# Given records:
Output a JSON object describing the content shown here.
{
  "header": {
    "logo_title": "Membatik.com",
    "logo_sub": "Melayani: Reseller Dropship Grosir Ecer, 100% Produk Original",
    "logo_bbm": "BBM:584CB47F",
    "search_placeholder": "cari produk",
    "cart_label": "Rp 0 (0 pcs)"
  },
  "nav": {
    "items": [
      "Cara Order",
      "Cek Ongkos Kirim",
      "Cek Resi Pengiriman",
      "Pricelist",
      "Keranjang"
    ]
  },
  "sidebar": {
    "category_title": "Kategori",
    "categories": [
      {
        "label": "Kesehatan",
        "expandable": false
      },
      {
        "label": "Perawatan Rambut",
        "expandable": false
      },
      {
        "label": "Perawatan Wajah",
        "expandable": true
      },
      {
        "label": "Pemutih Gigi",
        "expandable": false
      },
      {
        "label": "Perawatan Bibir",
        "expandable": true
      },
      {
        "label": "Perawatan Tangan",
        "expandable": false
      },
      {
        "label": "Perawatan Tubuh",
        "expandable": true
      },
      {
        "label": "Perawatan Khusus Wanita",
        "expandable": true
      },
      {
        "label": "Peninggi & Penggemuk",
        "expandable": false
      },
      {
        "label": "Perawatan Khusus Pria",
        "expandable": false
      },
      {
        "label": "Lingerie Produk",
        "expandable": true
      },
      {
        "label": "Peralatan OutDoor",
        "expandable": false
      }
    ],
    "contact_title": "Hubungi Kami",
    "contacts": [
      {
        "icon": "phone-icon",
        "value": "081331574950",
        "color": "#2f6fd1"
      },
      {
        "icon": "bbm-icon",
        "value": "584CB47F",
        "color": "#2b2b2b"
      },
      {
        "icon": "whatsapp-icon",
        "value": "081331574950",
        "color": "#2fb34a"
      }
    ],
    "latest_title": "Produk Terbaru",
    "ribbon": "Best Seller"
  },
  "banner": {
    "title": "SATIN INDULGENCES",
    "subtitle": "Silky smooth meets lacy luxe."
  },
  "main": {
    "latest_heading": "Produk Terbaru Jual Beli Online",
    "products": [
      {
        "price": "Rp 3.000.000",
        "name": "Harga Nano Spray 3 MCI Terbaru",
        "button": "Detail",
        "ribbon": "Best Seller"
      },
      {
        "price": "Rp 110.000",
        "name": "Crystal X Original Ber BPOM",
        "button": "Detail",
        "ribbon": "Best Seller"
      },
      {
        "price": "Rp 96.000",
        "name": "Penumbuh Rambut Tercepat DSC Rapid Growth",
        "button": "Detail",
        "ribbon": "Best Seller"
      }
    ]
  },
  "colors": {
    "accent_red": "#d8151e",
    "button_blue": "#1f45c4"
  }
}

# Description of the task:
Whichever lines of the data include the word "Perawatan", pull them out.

# Output below:
        "label": "Perawatan Rambut",
        "label": "Perawatan Wajah",
        "label": "Perawatan Bibir",
        "label": "Perawatan Tangan",
        "label": "Perawatan Tubuh",
        "label": "Perawatan Khusus Wanita",
        "label": "Perawatan Khusus Pria",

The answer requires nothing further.